'''
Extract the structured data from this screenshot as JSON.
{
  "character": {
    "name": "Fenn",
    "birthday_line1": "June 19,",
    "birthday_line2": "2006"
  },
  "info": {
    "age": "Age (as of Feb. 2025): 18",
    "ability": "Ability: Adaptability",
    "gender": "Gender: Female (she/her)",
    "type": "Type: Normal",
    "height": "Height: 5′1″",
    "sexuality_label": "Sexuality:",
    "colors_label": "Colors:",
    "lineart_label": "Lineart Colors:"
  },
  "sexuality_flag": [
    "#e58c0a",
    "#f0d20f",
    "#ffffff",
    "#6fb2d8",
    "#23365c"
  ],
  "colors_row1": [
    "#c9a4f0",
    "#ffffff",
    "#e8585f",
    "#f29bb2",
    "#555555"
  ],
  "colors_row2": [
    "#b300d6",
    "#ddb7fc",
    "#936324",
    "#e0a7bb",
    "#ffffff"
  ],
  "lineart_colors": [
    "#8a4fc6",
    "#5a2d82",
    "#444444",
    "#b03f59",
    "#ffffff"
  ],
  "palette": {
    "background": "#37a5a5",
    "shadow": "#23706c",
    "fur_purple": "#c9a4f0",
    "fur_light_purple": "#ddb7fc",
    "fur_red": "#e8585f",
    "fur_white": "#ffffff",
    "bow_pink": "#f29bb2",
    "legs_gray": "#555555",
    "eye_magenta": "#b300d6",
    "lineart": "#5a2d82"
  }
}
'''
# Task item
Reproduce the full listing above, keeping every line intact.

# Result of the task
Extract the structured data from this screenshot as JSON.
{
  "character": {
    "name": "Fenn",
    "birthday_line1": "June 19,",
    "birthday_line2": "2006"
  },
  "info": {
    "age": "Age (as of Feb. 2025): 18",
    "ability": "Ability: Adaptability",
    "gender": "Gender: Female (she/her)",
    "type": "Type: Normal",
    "height": "Height: 5′1″",
    "sexuality_label": "Sexuality:",
    "colors_label": "Colors:",
    "lineart_label": "Lineart Colors:"
  },
  "sexuality_flag": [
    "#e58c0a",
    "#f0d20f",
    "#ffffff",
    "#6fb2d8",
    "#23365c"
  ],
  "colors_row1": [
    "#c9a4f0",
    "#ffffff",
    "#e8585f",
    "#f29bb2",
    "#555555"
  ],
  "colors_row2": [
    "#b300d6",
    "#ddb7fc",
    "#936324",
    "#e0a7bb",
    "#ffffff"
  ],
  "lineart_colors": [
    "#8a4fc6",
    "#5a2d82",
    "#444444",
    "#b03f59",
    "#ffffff"
  ],
  "palette": {
    "background": "#37a5a5",
    "shadow": "#23706c",
    "fur_purple": "#c9a4f0",
    "fur_light_purple": "#ddb7fc",
    "fur_red": "#e8585f",
    "fur_white": "#ffffff",
    "bow_pink": "#f29bb2",
    "legs_gray": "#555555",
    "eye_magenta": "#b300d6",
    "lineart": "#5a2d82"
  }
}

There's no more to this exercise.